▸ ABOUT THIS TASK
Reproduce the listing that follows, unchanged and complete.

*** Opening of AVAILABLE DATA ***

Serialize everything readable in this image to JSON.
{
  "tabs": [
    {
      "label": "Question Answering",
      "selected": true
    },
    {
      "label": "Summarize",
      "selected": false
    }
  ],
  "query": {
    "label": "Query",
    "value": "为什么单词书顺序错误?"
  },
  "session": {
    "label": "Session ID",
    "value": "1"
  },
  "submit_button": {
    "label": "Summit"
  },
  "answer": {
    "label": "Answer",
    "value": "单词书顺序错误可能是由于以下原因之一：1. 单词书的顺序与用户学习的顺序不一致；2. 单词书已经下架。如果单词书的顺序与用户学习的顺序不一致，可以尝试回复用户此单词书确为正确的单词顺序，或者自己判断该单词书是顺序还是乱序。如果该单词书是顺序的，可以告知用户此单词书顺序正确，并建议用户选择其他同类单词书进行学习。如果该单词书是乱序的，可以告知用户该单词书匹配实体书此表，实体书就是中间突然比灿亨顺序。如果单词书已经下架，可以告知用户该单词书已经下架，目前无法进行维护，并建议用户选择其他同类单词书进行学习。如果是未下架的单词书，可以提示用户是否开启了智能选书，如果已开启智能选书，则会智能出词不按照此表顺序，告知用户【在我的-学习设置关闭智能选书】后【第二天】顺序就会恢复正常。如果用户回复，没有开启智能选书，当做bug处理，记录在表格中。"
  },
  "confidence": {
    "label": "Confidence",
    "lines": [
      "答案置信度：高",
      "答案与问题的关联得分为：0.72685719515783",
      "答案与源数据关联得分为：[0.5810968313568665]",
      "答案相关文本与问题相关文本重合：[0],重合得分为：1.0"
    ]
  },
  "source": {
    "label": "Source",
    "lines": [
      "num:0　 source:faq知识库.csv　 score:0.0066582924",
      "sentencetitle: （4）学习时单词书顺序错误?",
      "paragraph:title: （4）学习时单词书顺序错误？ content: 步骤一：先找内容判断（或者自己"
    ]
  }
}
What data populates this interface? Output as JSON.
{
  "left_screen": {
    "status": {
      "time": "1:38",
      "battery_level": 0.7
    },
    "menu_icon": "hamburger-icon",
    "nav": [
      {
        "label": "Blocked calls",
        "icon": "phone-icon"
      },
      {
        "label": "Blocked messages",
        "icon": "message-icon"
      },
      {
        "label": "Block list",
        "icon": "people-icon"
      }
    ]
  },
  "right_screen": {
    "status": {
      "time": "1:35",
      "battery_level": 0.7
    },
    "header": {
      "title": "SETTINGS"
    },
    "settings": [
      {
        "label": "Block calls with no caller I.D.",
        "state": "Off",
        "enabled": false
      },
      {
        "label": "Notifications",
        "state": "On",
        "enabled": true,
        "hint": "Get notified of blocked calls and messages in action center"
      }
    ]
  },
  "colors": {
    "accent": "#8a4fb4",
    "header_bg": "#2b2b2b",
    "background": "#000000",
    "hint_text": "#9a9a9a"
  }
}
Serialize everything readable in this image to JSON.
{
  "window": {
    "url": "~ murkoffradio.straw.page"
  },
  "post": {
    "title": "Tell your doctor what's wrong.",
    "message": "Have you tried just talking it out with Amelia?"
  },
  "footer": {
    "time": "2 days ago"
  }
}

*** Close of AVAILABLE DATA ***

▸ SOLUTION FOR THIS TASK
Serialize everything readable in this image to JSON.
{
  "tabs": [
    {
      "label": "Question Answering",
      "selected": true
    },
    {
      "label": "Summarize",
      "selected": false
    }
  ],
  "query": {
    "label": "Query",
    "value": "为什么单词书顺序错误?"
  },
  "session": {
    "label": "Session ID",
    "value": "1"
  },
  "submit_button": {
    "label": "Summit"
  },
  "answer": {
    "label": "Answer",
    "value": "单词书顺序错误可能是由于以下原因之一：1. 单词书的顺序与用户学习的顺序不一致；2. 单词书已经下架。如果单词书的顺序与用户学习的顺序不一致，可以尝试回复用户此单词书确为正确的单词顺序，或者自己判断该单词书是顺序还是乱序。如果该单词书是顺序的，可以告知用户此单词书顺序正确，并建议用户选择其他同类单词书进行学习。如果该单词书是乱序的，可以告知用户该单词书匹配实体书此表，实体书就是中间突然比灿亨顺序。如果单词书已经下架，可以告知用户该单词书已经下架，目前无法进行维护，并建议用户选择其他同类单词书进行学习。如果是未下架的单词书，可以提示用户是否开启了智能选书，如果已开启智能选书，则会智能出词不按照此表顺序，告知用户【在我的-学习设置关闭智能选书】后【第二天】顺序就会恢复正常。如果用户回复，没有开启智能选书，当做bug处理，记录在表格中。"
  },
  "confidence": {
    "label": "Confidence",
    "lines": [
      "答案置信度：高",
      "答案与问题的关联得分为：0.72685719515783",
      "答案与源数据关联得分为：[0.5810968313568665]",
      "答案相关文本与问题相关文本重合：[0],重合得分为：1.0"
    ]
  },
  "source": {
    "label": "Source",
    "lines": [
      "num:0　 source:faq知识库.csv　 score:0.0066582924",
      "sentencetitle: （4）学习时单词书顺序错误?",
      "paragraph:title: （4）学习时单词书顺序错误？ content: 步骤一：先找内容判断（或者自己"
    ]
  }
}
What data populates this interface? Output as JSON.
{
  "left_screen": {
    "status": {
      "time": "1:38",
      "battery_level": 0.7
    },
    "menu_icon": "hamburger-icon",
    "nav": [
      {
        "label": "Blocked calls",
        "icon": "phone-icon"
      },
      {
        "label": "Blocked messages",
        "icon": "message-icon"
      },
      {
        "label": "Block list",
        "icon": "people-icon"
      }
    ]
  },
  "right_screen": {
    "status": {
      "time": "1:35",
      "battery_level": 0.7
    },
    "header": {
      "title": "SETTINGS"
    },
    "settings": [
      {
        "label": "Block calls with no caller I.D.",
        "state": "Off",
        "enabled": false
      },
      {
        "label": "Notifications",
        "state": "On",
        "enabled": true,
        "hint": "Get notified of blocked calls and messages in action center"
      }
    ]
  },
  "colors": {
    "accent": "#8a4fb4",
    "header_bg": "#2b2b2b",
    "background": "#000000",
    "hint_text": "#9a9a9a"
  }
}
Serialize everything readable in this image to JSON.
{
  "window": {
    "url": "~ murkoffradio.straw.page"
  },
  "post": {
    "title": "Tell your doctor what's wrong.",
    "message": "Have you tried just talking it out with Amelia?"
  },
  "footer": {
    "time": "2 days ago"
  }
}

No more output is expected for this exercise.